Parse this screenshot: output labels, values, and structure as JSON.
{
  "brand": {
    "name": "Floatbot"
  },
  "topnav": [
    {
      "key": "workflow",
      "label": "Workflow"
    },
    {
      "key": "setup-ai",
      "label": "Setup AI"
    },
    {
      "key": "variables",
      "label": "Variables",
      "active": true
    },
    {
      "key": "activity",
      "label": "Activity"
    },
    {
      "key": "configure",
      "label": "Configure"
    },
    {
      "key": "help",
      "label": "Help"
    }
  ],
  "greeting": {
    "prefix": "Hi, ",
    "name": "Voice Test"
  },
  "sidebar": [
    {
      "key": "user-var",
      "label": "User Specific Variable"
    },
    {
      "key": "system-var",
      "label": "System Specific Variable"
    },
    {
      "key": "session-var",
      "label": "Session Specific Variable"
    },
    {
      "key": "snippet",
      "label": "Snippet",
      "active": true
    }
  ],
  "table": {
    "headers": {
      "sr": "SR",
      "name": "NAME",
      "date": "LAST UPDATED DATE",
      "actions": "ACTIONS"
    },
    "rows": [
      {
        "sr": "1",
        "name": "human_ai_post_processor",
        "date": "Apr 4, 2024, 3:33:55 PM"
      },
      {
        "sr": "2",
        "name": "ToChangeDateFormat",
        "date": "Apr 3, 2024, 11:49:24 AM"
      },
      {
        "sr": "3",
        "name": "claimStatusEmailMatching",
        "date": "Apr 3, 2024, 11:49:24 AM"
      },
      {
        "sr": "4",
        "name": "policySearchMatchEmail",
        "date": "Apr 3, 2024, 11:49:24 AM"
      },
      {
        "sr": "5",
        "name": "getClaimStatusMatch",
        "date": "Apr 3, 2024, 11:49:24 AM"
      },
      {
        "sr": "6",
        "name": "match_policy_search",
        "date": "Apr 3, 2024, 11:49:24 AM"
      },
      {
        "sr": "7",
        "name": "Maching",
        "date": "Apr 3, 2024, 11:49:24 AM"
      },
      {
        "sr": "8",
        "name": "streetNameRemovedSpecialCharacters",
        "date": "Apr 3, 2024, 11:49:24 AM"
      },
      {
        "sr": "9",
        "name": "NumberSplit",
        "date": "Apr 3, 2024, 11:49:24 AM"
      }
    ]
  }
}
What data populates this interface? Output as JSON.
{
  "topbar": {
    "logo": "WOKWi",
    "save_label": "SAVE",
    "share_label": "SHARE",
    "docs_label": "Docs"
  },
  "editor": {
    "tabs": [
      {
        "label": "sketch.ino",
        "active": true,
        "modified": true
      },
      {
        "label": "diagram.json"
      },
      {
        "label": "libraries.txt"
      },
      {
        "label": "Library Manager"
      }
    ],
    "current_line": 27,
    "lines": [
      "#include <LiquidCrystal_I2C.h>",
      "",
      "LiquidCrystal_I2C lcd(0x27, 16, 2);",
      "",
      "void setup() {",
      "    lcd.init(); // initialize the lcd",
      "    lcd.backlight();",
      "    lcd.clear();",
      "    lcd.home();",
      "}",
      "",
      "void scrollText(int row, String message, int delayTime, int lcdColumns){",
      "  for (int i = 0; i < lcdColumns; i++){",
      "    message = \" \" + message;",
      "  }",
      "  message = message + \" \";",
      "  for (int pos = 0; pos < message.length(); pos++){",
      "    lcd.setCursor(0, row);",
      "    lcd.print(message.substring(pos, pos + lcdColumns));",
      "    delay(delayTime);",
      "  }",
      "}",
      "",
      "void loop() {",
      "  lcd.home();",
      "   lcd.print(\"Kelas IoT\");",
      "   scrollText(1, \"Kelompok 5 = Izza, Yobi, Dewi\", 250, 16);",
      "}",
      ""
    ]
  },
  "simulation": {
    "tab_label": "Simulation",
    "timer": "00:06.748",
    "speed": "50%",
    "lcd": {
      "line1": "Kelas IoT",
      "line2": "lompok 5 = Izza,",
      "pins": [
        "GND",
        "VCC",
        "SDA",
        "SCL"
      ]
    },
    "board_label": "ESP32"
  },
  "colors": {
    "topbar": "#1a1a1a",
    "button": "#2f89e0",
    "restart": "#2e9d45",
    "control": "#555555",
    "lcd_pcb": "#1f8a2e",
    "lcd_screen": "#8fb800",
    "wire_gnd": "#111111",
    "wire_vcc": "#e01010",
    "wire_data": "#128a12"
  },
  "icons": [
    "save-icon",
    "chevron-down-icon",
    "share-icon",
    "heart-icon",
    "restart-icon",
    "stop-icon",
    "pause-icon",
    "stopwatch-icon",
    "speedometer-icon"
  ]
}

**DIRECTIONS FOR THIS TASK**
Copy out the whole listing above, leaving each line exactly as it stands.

**TASK RESPONSE**
Parse this screenshot: output labels, values, and structure as JSON.
{
  "brand": {
    "name": "Floatbot"
  },
  "topnav": [
    {
      "key": "workflow",
      "label": "Workflow"
    },
    {
      "key": "setup-ai",
      "label": "Setup AI"
    },
    {
      "key": "variables",
      "label": "Variables",
      "active": true
    },
    {
      "key": "activity",
      "label": "Activity"
    },
    {
      "key": "configure",
      "label": "Configure"
    },
    {
      "key": "help",
      "label": "Help"
    }
  ],
  "greeting": {
    "prefix": "Hi, ",
    "name": "Voice Test"
  },
  "sidebar": [
    {
      "key": "user-var",
      "label": "User Specific Variable"
    },
    {
      "key": "system-var",
      "label": "System Specific Variable"
    },
    {
      "key": "session-var",
      "label": "Session Specific Variable"
    },
    {
      "key": "snippet",
      "label": "Snippet",
      "active": true
    }
  ],
  "table": {
    "headers": {
      "sr": "SR",
      "name": "NAME",
      "date": "LAST UPDATED DATE",
      "actions": "ACTIONS"
    },
    "rows": [
      {
        "sr": "1",
        "name": "human_ai_post_processor",
        "date": "Apr 4, 2024, 3:33:55 PM"
      },
      {
        "sr": "2",
        "name": "ToChangeDateFormat",
        "date": "Apr 3, 2024, 11:49:24 AM"
      },
      {
        "sr": "3",
        "name": "claimStatusEmailMatching",
        "date": "Apr 3, 2024, 11:49:24 AM"
      },
      {
        "sr": "4",
        "name": "policySearchMatchEmail",
        "date": "Apr 3, 2024, 11:49:24 AM"
      },
      {
        "sr": "5",
        "name": "getClaimStatusMatch",
        "date": "Apr 3, 2024, 11:49:24 AM"
      },
      {
        "sr": "6",
        "name": "match_policy_search",
        "date": "Apr 3, 2024, 11:49:24 AM"
      },
      {
        "sr": "7",
        "name": "Maching",
        "date": "Apr 3, 2024, 11:49:24 AM"
      },
      {
        "sr": "8",
        "name": "streetNameRemovedSpecialCharacters",
        "date": "Apr 3, 2024, 11:49:24 AM"
      },
      {
        "sr": "9",
        "name": "NumberSplit",
        "date": "Apr 3, 2024, 11:49:24 AM"
      }
    ]
  }
}
What data populates this interface? Output as JSON.
{
  "topbar": {
    "logo": "WOKWi",
    "save_label": "SAVE",
    "share_label": "SHARE",
    "docs_label": "Docs"
  },
  "editor": {
    "tabs": [
      {
        "label": "sketch.ino",
        "active": true,
        "modified": true
      },
      {
        "label": "diagram.json"
      },
      {
        "label": "libraries.txt"
      },
      {
        "label": "Library Manager"
      }
    ],
    "current_line": 27,
    "lines": [
      "#include <LiquidCrystal_I2C.h>",
      "",
      "LiquidCrystal_I2C lcd(0x27, 16, 2);",
      "",
      "void setup() {",
      "    lcd.init(); // initialize the lcd",
      "    lcd.backlight();",
      "    lcd.clear();",
      "    lcd.home();",
      "}",
      "",
      "void scrollText(int row, String message, int delayTime, int lcdColumns){",
      "  for (int i = 0; i < lcdColumns; i++){",
      "    message = \" \" + message;",
      "  }",
      "  message = message + \" \";",
      "  for (int pos = 0; pos < message.length(); pos++){",
      "    lcd.setCursor(0, row);",
      "    lcd.print(message.substring(pos, pos + lcdColumns));",
      "    delay(delayTime);",
      "  }",
      "}",
      "",
      "void loop() {",
      "  lcd.home();",
      "   lcd.print(\"Kelas IoT\");",
      "   scrollText(1, \"Kelompok 5 = Izza, Yobi, Dewi\", 250, 16);",
      "}",
      ""
    ]
  },
  "simulation": {
    "tab_label": "Simulation",
    "timer": "00:06.748",
    "speed": "50%",
    "lcd": {
      "line1": "Kelas IoT",
      "line2": "lompok 5 = Izza,",
      "pins": [
        "GND",
        "VCC",
        "SDA",
        "SCL"
      ]
    },
    "board_label": "ESP32"
  },
  "colors": {
    "topbar": "#1a1a1a",
    "button": "#2f89e0",
    "restart": "#2e9d45",
    "control": "#555555",
    "lcd_pcb": "#1f8a2e",
    "lcd_screen": "#8fb800",
    "wire_gnd": "#111111",
    "wire_vcc": "#e01010",
    "wire_data": "#128a12"
  },
  "icons": [
    "save-icon",
    "chevron-down-icon",
    "share-icon",
    "heart-icon",
    "restart-icon",
    "stop-icon",
    "pause-icon",
    "stopwatch-icon",
    "speedometer-icon"
  ]
}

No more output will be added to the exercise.